Are You Prepared? The Importance of Organizing Documents for Your Designees

A New Year means it’s time to act on your resolutions. Getting organized is one of the top 10 New Year’s resolutions, according to a recent Reader’s Digest survey.

Organizing your home and office are lofty goals and can lessen the chaos of your everyday life. However, consider how important it is to have your personal and financial documents organized and to share this information along with their location with appropriate individuals.

Life’s emergency situations require advanced preparation and planning. Your spouse and adult children—and any others who would need to handle your financial affairs—should know the location of all papers, contracts, documents, policies and other needed information in case something happens. They should know to whom to turn for advice in case of any of these emergencies:

Natural Disasters. It seems like every day on the news there are more reports of massive natural disasters—devastating fires in California, hurricanes on the East coast, floods where it has never flooded before.

Theft. Theft of personal belongings can happen quickly at your home, office or in a public parking lot.

Sudden Illness. Sudden illness or injury could leave you incapacitated with your loved ones not knowing how to gain access to your important documents, such as your durable power of attorney.

Contingency Plans. While traveling out of town or overseas in our current environment, a situation may occur where you need your trusted individual to have access to your personal or financial information.

With online banking and bill paying, it is easier than ever to move money around, but harder for your designees to find out what’s where. Prepare a list of all your accounts (bank, credit card, investment and retirement) as well as household bills and insurance (health, home and auto). Share the information with your designees. These documents can be stored online as long as you share your log-in and password, but also keep a paper copy in a secure location.
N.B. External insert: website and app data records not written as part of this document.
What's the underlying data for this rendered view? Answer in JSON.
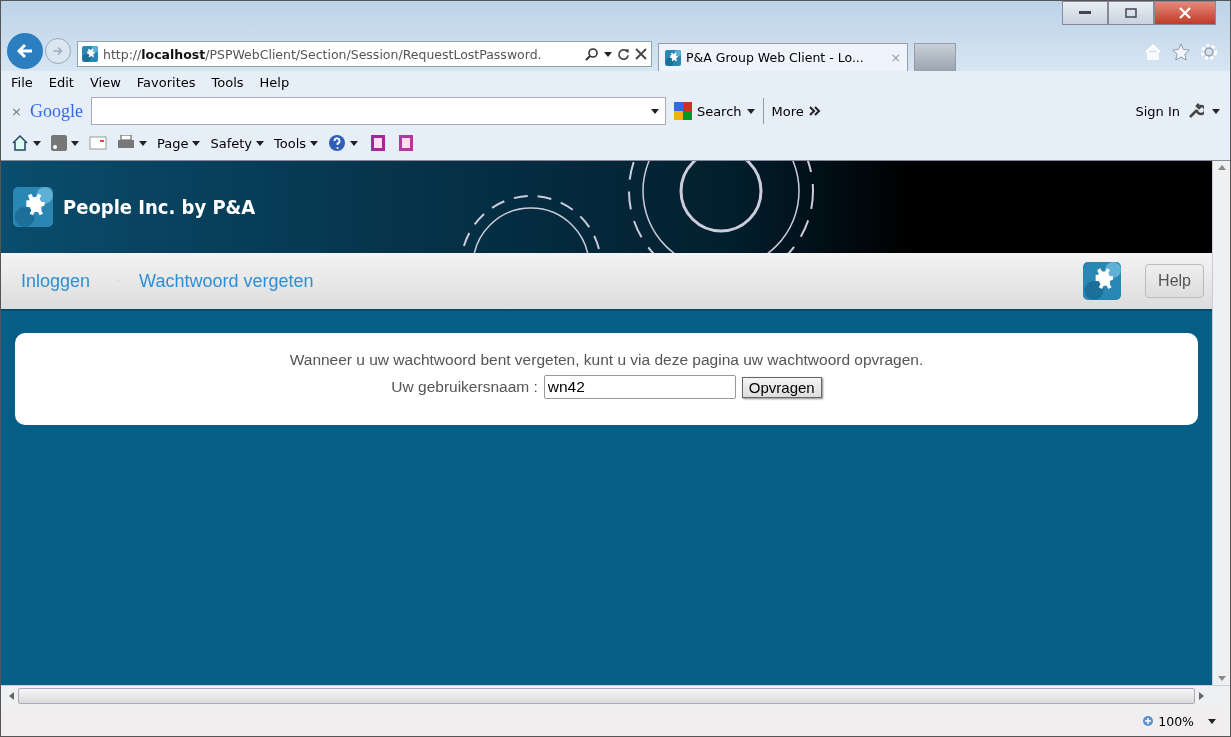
{
  "browser": {
    "address": "http://**localhost**/PSPWebClient/Section/Session/RequestLostPassword.",
    "tabs": [
      {
        "label": "P&A Group Web Client - Lo...",
        "close": "×",
        "selected": true
      },
      {
        "selected": false
      }
    ],
    "menu": [
      "File",
      "Edit",
      "View",
      "Favorites",
      "Tools",
      "Help"
    ],
    "google": {
      "close": "×",
      "logo": "Google",
      "search": "Search",
      "more": "More",
      "sign_in": "Sign In"
    },
    "commands": [
      "Page",
      "Safety",
      "Tools"
    ],
    "zoom": "100%"
  },
  "page": {
    "brand": "People Inc. by P&A",
    "breadcrumbs": [
      "Inloggen",
      "Wachtwoord vergeten"
    ],
    "help": "Help",
    "message": "Wanneer u uw wachtwoord bent vergeten, kunt u via deze pagina uw wachtwoord opvragen.",
    "username_label": "Uw gebruikersnaam :",
    "username_value": "wn42",
    "submit": "Opvragen"
  }
}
Your team consisting of your tax preparer, financial advisor, estate planner and attorney may know what is going on with your money and your estate plan and can help to sort out the details of your intentions for your designees. Make a list of their names, contact information, and what they do for you. Better yet, invite your heirs to your next meeting so they will be more comfortable working with a team they know.

Kick off the New Year by making sure your personal and financial documents are organized and secure. Then, share their location with the designee(s) you’ll depend on. It will give you and your loved ones peace of mind and make things easier during a stressful situation.

View / Print a copy of this article in Volume 14 of the Law Office of Sativa Boatman-Sloan, LLC & 417 Elder Law Newsletter.